Shamot Academy Award: a night the Old Guard passed the torch to the New Guard of Eritrea Entertainment Industry
In its second annual award show, it is clear to see why it is already one of the most fun-filled nights of the showbiz calendar, with stars from music and film coming together.
In Eritrea, there is a tree, a tree that is green throughout the year and continues to yield fruits nonstop. That particular tree is called Shamot. Similarly, the artist is throughout the year and his/ her life always green and never stops producing works of art to be consumed by the general public. While the tree is a God’s creation, art is solely created by artists. I have always said that Artists, after God, are the only real creators in the physical world.
The Shamot Academy Award, organized by the PFDJ Cultural Affairs branch, now into its second edition, is Eritrea’s equivalent of the Oscars, VMA’s and the people’s choice awards. In fact, it encompasses all these three into one award show in our very own Eritrean way.
As I attended the star-studded show, I was in the midst of great company that was certainly dressed to impress. I was privileged and proud to witness, as I would like to call them, the old and new guards of Eritrean Entertainment Industry that came together to celebrate the vast and rich motion picture productions of the year.
Earlier this week the event began with the Shamot Film week under the beautiful roof of Cinema Asmara. Thirty one short films were on display through out the duration of the week. The film week was attended by 2000 people.
The event gave the audience a chance to select their choice for Best short film, Best Actor and Best actress. The audience’s choice was about the people. The artist at the end of the day makes his art for the people. In a way this enabled the attendees of the film week to be part of the award process, which was great to see.
The weeklong event then culminated in an award giving ceremony held two days ago. The show began with a moment of silence in remembrance of our martyrs followed by a short comedy skit. A total of 131 music clips entered the competition. Clips made in the Eritrean languages — Tigre, Bidawet, Bilen, Kunama, Nara, Saho and Afar — made this year’s awards inclusive. The Short film category included a total of 41 nominated pictures which also included three short films made abroad. The production of Eritrean feature films have been declining over the last five years, but through the efforts and urgent calls made by the award committee a total of 19 new feature films made appearance in this year’s award event. This is seen as a step in the right direction for the industry.
On the night, Qerana won awards for best short film and best script, while the award for best feature film went to Zeysiger dob. In the other categories, Dagm won for best editing and Seb Chekinu for best Cinematography respectively in the short film category.
The highly anticipated award for best song went to Merhawi Tewolde for Me’as Hamike. On the other hand, Hello won best cinematography, Yonatan Dula’s Rekibe won for best editing and Yonas Mihreteab (Minus) took best director for his efforts in Goney, while award for best picture for a clip went to Zeymalsey.
The audience’s choice of best short film, contrary to the mainstream award, went to Xor Hasabat and main leads in the film Aman Hamid (Badsha) and LulBahri respectively won the audience choice of best actor and actress.
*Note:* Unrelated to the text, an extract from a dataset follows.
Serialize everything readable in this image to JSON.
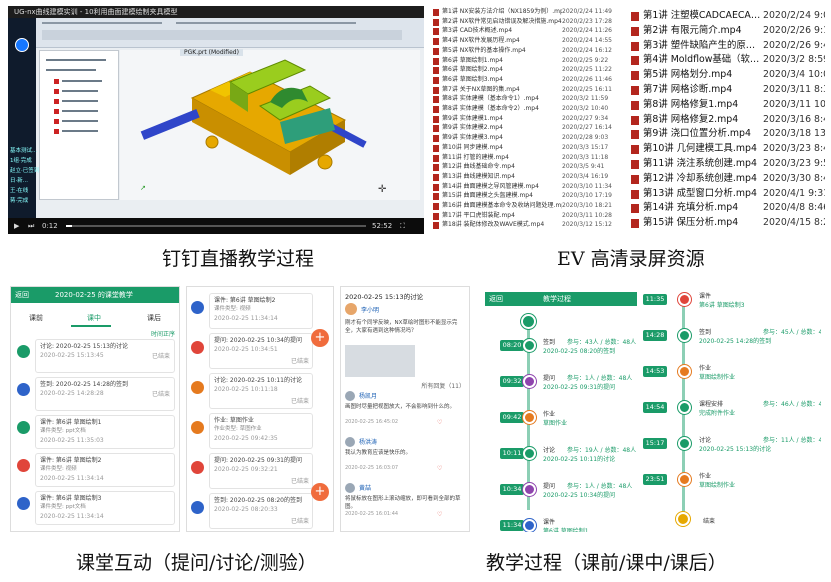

Lulbahri, 12 years old, has become the youngest actress to win the award. Aman Hamid (Badsha) described the young actress as dynamic. At such a young age she has already proven to be, just as her mother, a fan’s favorite and it is a well deserved honor too.
The other side of the event was performance on the stage from the renowned band Boba and short comedy skits by up and coming young actress and winner of the audiences’ best actress award Lulbahri. But what gripped the audience on the night was a duet by vocalists Elham and Barnobas. Singing Nibat Fikri, roughly translated as Tears of Love, was a performance worthy of the night and the cinema itself. The Stage they occupied was once an Opera house in its heyday. Elham’s and Barnobas’s voices reverberated across the theatre, the audience clearly moved by the performance. The event was an all-round success.
Awards shows signify that a movie, TV show or music clip is worthy our attention. More importantly, it forces producers in these mediums to actually make content that would get attention. For all forms of media, awards serve an important role, both in discovery for watchers, listeners, and readers, and to push creators to create and finance more prestigious content. This helps to promote a better quality of media. Though still in its infancy, Shamot Academy Award is heading in the right direction; awards give recognition to artists and shed the much needed light on their work.
Most of the nominees and winners on the night were from the new generation, led by legends who paved the way for Eritrean Arts industry to flourish throughout Eritrea’s history. In a way, the event on Thursday solidified the bond between the old guard and the new guard.